AIB spent less than €7 million on building and fitting out the bank before selling it on to Shovlin at €16 million.
The three-storey landmark building occupies the site of the first, experimental drive-through bank in Ireland – there was also one on Baggot Street – which opened for business in 1990 and closed 12 years later following the switch over to electronic banking through ATM machines.
AIB then secured planning permission to demolish the single-storey circular building and replace it with a substantially larger block to accommodate its South Dublin Business Centre as well as a branch office. The building has an overall floor area of 1,685sq m (18,145sq ft) and is highly visible from both sides of the N11 and the Old Bray Road.
AIB is paying a rent of €360,000 per year on a 40-year lease with upwards-only rent reviews. The bank has a break option nears the end of 2022.
The investment property occupies 0.07 of a hectare (0.27 of an acre) out of the overall site area of 0.47 of a hectare (1.16 acres).
The new owner will have the option to develop or sell the adjoining site which has a mixed use zoning.
At one stage Mr Shovlin considered building two high-rise apartment blocks but the plan was judged too large by the local planners.

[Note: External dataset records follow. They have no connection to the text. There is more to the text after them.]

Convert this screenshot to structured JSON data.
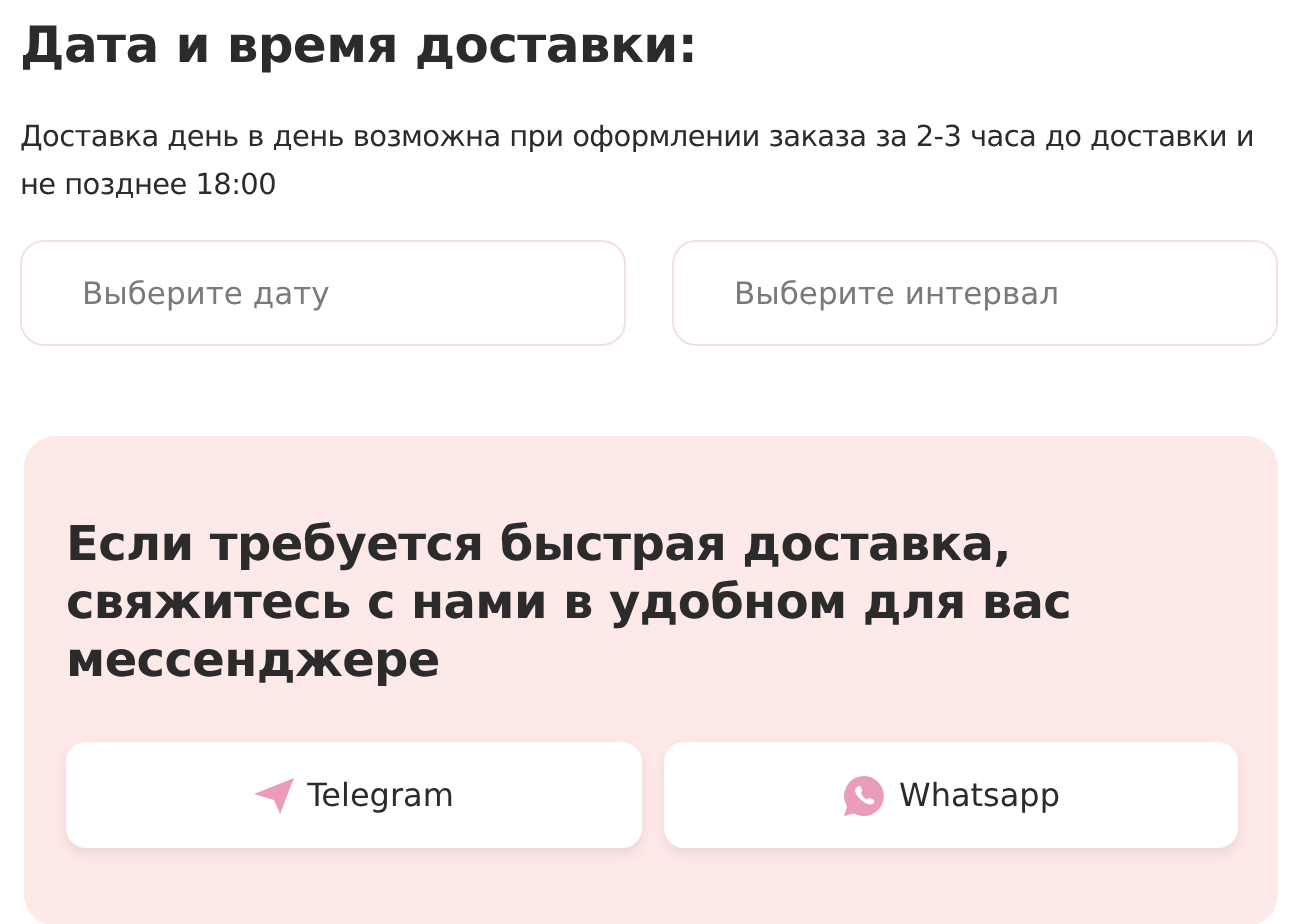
{
  "title": "Дата и время доставки:",
  "note": "Доставка день в день возможна при оформлении заказа за 2-3 часа до доставки и не позднее 18:00",
  "fields": [
    {
      "placeholder": "Выберите дату"
    },
    {
      "placeholder": "Выберите интервал"
    }
  ],
  "promo": {
    "heading": "Если требуется быстрая доставка, свяжитесь с нами в удобном для вас мессенджере",
    "buttons": [
      {
        "kind": "telegram",
        "label": "Telegram"
      },
      {
        "kind": "whatsapp",
        "label": "Whatsapp"
      }
    ]
  }
}
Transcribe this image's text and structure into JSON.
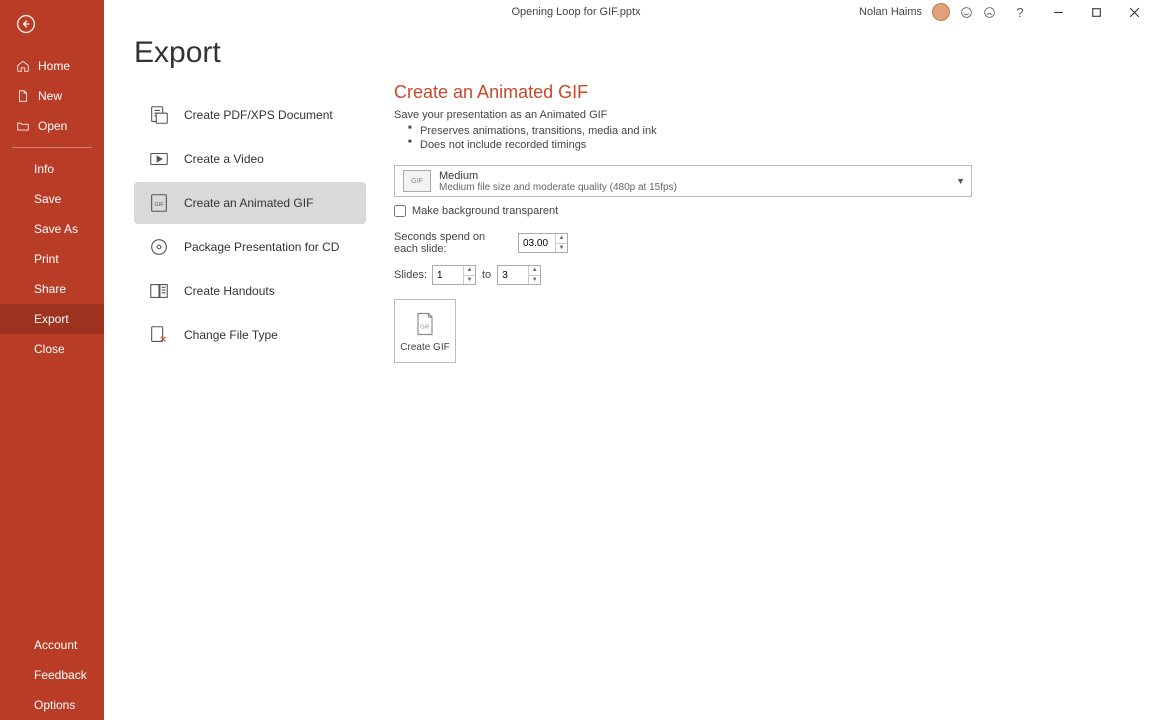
{
  "titlebar": {
    "filename": "Opening Loop for GIF.pptx",
    "username": "Nolan Haims"
  },
  "sidebar": {
    "home": "Home",
    "new": "New",
    "open": "Open",
    "info": "Info",
    "save": "Save",
    "save_as": "Save As",
    "print": "Print",
    "share": "Share",
    "export": "Export",
    "close": "Close",
    "account": "Account",
    "feedback": "Feedback",
    "options": "Options"
  },
  "export": {
    "title": "Export",
    "options": {
      "pdf": "Create PDF/XPS Document",
      "video": "Create a Video",
      "gif": "Create an Animated GIF",
      "cd": "Package Presentation for CD",
      "handouts": "Create Handouts",
      "filetype": "Change File Type"
    }
  },
  "panel": {
    "heading": "Create an Animated GIF",
    "subtitle": "Save your presentation as an Animated GIF",
    "bullet1": "Preserves animations, transitions, media and ink",
    "bullet2": "Does not include recorded timings",
    "quality": {
      "title": "Medium",
      "detail": "Medium file size and moderate quality (480p at 15fps)"
    },
    "transparent_label": "Make background transparent",
    "seconds_label": "Seconds spend on each slide:",
    "seconds_value": "03.00",
    "slides_label": "Slides:",
    "slides_from": "1",
    "slides_to_label": "to",
    "slides_to": "3",
    "create_button": "Create GIF"
  }
}
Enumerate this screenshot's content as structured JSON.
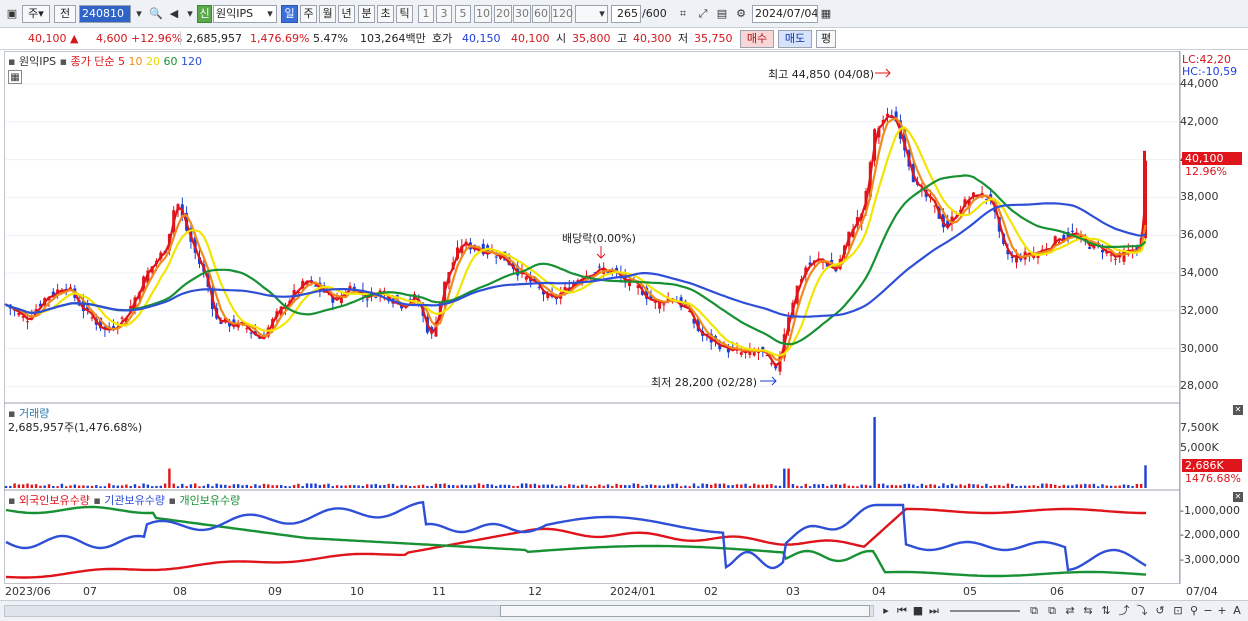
{
  "toolbar": {
    "period_label": "주",
    "prev_label": "전",
    "code_value": "240810",
    "stock_badge": "신",
    "stock_name": "원익IPS",
    "timeframes": [
      "일",
      "주",
      "월",
      "년",
      "분",
      "초",
      "틱"
    ],
    "intervals": [
      "1",
      "3",
      "5",
      "10",
      "20",
      "30",
      "60",
      "120"
    ],
    "count_value": "265",
    "count_max": "/600",
    "date_value": "2024/07/04"
  },
  "info": {
    "price": "40,100",
    "change": "4,600",
    "change_pct": "+12.96%",
    "volume": "2,685,957",
    "volume_pct": "1,476.69%",
    "turnover_pct": "5.47%",
    "amount": "103,264백만",
    "quote_label": "호가",
    "ask": "40,150",
    "bid": "40,100",
    "open_label": "시",
    "open": "35,800",
    "high_label": "고",
    "high": "40,300",
    "low_label": "저",
    "low": "35,750",
    "buy_label": "매수",
    "sell_label": "매도",
    "eval_label": "평"
  },
  "price_panel": {
    "name": "원익IPS",
    "ma_title": "종가 단순",
    "ma_periods": [
      "5",
      "10",
      "20",
      "60",
      "120"
    ],
    "lc": "LC:42,20",
    "hc": "HC:-10,59",
    "high_annot": "최고 44,850 (04/08)",
    "low_annot": "최저 28,200 (02/28)",
    "div_annot": "배당락(0.00%)",
    "price_tag": "40,100",
    "pct_tag": "12.96%",
    "y_ticks": [
      "44,000",
      "42,000",
      "40,000",
      "38,000",
      "36,000",
      "34,000",
      "32,000",
      "30,000",
      "28,000"
    ]
  },
  "volume_panel": {
    "name": "거래량",
    "value": "2,685,957주(1,476.68%)",
    "y_ticks": [
      "7,500K",
      "5,000K"
    ],
    "vol_tag": "2,686K",
    "pct_tag": "1476.68%"
  },
  "holding_panel": {
    "foreign": "외국인보유수량",
    "inst": "기관보유수량",
    "retail": "개인보유수량",
    "y_ticks": [
      "-1,000,000",
      "-2,000,000",
      "-3,000,000"
    ]
  },
  "x_ticks": [
    "2023/06",
    "07",
    "08",
    "09",
    "10",
    "11",
    "12",
    "2024/01",
    "02",
    "03",
    "04",
    "05",
    "06",
    "07",
    "07/04"
  ],
  "colors": {
    "up": "#e0141b",
    "down": "#1b3fd6",
    "ma5": "#e0141b",
    "ma10": "#f08a1c",
    "ma20": "#f2e600",
    "ma60": "#179133",
    "ma120": "#2e4fd6"
  },
  "chart_data": {
    "type": "candlestick",
    "price_range": [
      27500,
      45500
    ],
    "close_points": [
      [
        0,
        32200
      ],
      [
        20,
        31400
      ],
      [
        40,
        32600
      ],
      [
        60,
        33200
      ],
      [
        80,
        31800
      ],
      [
        100,
        30800
      ],
      [
        120,
        31600
      ],
      [
        140,
        33800
      ],
      [
        160,
        35200
      ],
      [
        170,
        37800
      ],
      [
        180,
        36200
      ],
      [
        190,
        34800
      ],
      [
        200,
        33600
      ],
      [
        210,
        31400
      ],
      [
        225,
        31200
      ],
      [
        240,
        31000
      ],
      [
        255,
        30400
      ],
      [
        270,
        31600
      ],
      [
        285,
        32600
      ],
      [
        300,
        33400
      ],
      [
        315,
        33000
      ],
      [
        330,
        32400
      ],
      [
        345,
        33200
      ],
      [
        360,
        32600
      ],
      [
        375,
        32900
      ],
      [
        395,
        32200
      ],
      [
        410,
        32600
      ],
      [
        425,
        30400
      ],
      [
        440,
        33600
      ],
      [
        455,
        35400
      ],
      [
        470,
        35200
      ],
      [
        485,
        35000
      ],
      [
        500,
        34600
      ],
      [
        515,
        33800
      ],
      [
        530,
        33200
      ],
      [
        545,
        32400
      ],
      [
        560,
        33000
      ],
      [
        575,
        33700
      ],
      [
        590,
        34000
      ],
      [
        605,
        34000
      ],
      [
        620,
        33400
      ],
      [
        635,
        33000
      ],
      [
        650,
        32200
      ],
      [
        665,
        32600
      ],
      [
        680,
        32000
      ],
      [
        695,
        30600
      ],
      [
        710,
        30200
      ],
      [
        725,
        29800
      ],
      [
        740,
        29600
      ],
      [
        755,
        29800
      ],
      [
        770,
        28600
      ],
      [
        780,
        31200
      ],
      [
        790,
        33000
      ],
      [
        800,
        34200
      ],
      [
        815,
        34600
      ],
      [
        830,
        34000
      ],
      [
        845,
        36200
      ],
      [
        858,
        37200
      ],
      [
        868,
        41200
      ],
      [
        878,
        42000
      ],
      [
        888,
        42200
      ],
      [
        898,
        40600
      ],
      [
        910,
        38400
      ],
      [
        925,
        37600
      ],
      [
        940,
        36200
      ],
      [
        955,
        37400
      ],
      [
        970,
        38000
      ],
      [
        985,
        37800
      ],
      [
        995,
        35400
      ],
      [
        1005,
        34600
      ],
      [
        1020,
        34800
      ],
      [
        1035,
        35000
      ],
      [
        1050,
        35600
      ],
      [
        1065,
        36000
      ],
      [
        1080,
        35400
      ],
      [
        1095,
        35200
      ],
      [
        1110,
        34600
      ],
      [
        1125,
        35000
      ],
      [
        1135,
        35400
      ],
      [
        1140,
        40100
      ]
    ],
    "volume_x": [
      0,
      1140
    ],
    "volume_peaks": [
      [
        163,
        2300
      ],
      [
        780,
        2300
      ],
      [
        868,
        8400
      ],
      [
        1140,
        2686
      ]
    ]
  }
}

The latest indications are that the planners may endorse a mixed commercial and residential scheme.